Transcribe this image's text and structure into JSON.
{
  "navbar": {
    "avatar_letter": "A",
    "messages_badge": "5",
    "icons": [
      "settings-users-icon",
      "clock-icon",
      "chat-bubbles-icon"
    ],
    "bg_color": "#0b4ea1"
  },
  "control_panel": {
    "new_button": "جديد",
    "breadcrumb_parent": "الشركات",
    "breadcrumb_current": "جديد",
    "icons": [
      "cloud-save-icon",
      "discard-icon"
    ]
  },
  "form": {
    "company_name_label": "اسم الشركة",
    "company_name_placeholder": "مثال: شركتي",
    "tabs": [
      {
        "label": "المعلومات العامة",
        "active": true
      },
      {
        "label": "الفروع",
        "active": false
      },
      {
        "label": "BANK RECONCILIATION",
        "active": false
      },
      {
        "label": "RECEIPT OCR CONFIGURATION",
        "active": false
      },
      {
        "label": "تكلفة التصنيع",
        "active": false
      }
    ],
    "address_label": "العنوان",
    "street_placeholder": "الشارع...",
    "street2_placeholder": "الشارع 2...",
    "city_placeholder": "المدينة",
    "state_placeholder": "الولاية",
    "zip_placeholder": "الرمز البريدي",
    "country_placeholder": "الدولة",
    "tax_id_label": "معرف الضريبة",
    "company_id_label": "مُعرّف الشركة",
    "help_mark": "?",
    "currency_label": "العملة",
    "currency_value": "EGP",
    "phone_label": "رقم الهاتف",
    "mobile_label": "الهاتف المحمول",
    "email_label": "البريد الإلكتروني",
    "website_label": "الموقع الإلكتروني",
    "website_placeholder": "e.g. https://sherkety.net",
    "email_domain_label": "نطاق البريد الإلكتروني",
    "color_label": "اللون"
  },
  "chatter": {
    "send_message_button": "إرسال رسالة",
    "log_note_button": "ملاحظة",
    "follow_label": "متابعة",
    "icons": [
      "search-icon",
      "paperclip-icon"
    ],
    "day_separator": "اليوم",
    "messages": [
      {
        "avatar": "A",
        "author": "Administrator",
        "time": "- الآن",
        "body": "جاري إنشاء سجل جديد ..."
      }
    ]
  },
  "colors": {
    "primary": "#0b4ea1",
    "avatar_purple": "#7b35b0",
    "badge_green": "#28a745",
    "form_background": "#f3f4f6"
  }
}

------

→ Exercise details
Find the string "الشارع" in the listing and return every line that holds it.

→ Written response
    "street_placeholder": "الشارع...",
    "street2_placeholder": "الشارع 2...",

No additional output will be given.